- [EXERCISE]: Search the records for the string "JSON", and show each line where it appears.

- [DATA EXTRACTS]:
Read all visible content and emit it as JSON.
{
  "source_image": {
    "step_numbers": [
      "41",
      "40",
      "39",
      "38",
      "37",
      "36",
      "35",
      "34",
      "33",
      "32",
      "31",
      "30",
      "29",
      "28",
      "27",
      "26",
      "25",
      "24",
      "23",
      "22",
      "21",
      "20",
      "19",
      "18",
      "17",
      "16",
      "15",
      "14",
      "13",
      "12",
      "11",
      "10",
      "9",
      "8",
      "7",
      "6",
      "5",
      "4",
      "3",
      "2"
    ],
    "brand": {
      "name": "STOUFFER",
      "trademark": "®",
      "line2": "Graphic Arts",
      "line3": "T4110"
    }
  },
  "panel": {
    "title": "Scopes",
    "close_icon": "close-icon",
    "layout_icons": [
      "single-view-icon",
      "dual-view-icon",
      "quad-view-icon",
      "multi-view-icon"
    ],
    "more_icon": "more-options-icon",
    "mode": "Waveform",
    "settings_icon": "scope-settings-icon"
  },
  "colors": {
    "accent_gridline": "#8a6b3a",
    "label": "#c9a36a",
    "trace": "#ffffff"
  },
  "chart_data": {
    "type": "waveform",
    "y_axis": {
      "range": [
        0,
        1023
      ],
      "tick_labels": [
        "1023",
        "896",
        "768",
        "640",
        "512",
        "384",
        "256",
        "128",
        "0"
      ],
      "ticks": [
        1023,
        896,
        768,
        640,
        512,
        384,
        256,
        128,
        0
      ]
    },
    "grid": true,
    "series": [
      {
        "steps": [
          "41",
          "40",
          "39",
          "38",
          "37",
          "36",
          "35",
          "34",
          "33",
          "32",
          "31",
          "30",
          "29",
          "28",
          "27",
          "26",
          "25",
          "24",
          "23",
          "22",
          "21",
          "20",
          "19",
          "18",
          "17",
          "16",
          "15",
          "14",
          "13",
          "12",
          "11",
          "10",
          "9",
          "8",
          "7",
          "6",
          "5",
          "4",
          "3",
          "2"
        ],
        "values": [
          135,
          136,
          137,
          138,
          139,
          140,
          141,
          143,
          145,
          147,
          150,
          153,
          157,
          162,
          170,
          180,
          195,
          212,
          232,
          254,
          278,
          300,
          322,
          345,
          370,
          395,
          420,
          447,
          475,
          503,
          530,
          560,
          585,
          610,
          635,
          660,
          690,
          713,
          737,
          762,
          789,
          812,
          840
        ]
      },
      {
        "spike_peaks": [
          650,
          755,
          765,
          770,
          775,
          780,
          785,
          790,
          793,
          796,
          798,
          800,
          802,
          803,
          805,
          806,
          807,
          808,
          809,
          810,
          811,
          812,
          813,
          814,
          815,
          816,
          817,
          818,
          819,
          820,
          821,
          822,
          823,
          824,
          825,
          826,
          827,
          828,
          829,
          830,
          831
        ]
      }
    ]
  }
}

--

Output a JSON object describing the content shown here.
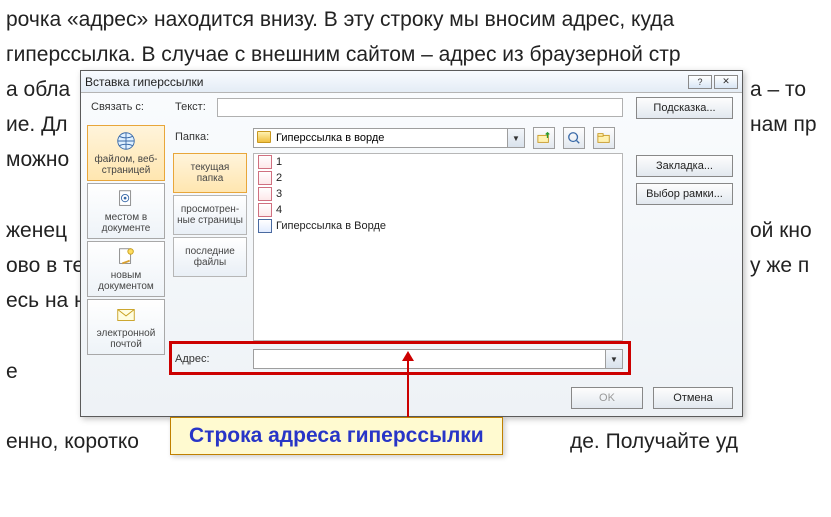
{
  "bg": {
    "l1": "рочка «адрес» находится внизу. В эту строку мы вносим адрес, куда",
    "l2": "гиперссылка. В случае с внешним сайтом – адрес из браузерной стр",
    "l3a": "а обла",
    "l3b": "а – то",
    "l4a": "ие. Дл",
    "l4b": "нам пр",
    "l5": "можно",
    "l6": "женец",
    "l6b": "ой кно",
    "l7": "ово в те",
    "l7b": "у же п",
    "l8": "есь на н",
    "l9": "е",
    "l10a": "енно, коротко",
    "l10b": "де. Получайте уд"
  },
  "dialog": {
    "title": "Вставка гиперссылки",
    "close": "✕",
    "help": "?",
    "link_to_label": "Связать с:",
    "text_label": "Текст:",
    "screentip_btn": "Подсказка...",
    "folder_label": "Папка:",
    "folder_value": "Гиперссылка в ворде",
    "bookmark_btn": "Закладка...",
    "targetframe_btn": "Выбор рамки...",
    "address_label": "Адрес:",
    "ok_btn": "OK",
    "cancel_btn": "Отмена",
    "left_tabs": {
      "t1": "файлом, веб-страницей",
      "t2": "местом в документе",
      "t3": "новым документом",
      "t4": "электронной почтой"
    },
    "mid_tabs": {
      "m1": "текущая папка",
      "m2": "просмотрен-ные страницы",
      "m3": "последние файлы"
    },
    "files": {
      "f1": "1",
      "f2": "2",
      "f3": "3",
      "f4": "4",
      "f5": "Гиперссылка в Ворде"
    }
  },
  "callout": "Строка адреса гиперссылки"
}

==

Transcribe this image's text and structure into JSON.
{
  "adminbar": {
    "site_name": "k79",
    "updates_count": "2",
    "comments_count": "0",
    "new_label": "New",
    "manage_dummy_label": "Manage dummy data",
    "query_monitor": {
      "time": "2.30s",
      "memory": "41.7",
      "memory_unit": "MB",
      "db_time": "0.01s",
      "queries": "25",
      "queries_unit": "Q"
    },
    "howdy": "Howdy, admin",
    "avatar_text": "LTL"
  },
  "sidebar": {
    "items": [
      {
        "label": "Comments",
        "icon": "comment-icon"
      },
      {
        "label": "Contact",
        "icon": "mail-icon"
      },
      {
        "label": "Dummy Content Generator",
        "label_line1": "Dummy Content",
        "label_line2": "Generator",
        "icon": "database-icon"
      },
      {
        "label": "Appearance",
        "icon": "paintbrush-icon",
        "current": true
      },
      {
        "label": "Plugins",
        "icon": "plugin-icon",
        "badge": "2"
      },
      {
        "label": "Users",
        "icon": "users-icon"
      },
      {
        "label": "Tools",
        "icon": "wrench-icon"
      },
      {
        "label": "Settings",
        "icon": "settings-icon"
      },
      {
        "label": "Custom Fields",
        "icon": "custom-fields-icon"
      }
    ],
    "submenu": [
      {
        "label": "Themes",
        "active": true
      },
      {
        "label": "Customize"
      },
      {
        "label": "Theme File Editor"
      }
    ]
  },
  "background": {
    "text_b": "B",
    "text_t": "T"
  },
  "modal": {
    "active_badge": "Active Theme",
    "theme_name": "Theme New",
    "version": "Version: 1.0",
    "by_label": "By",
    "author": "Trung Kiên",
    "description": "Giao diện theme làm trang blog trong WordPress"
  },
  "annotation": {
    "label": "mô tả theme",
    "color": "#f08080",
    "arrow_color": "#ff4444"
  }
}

- [RESULT OF THE EXERCISE]:
Read all visible content and emit it as JSON.
Output a JSON object describing the content shown here.
Transcribe this image's text and structure into JSON.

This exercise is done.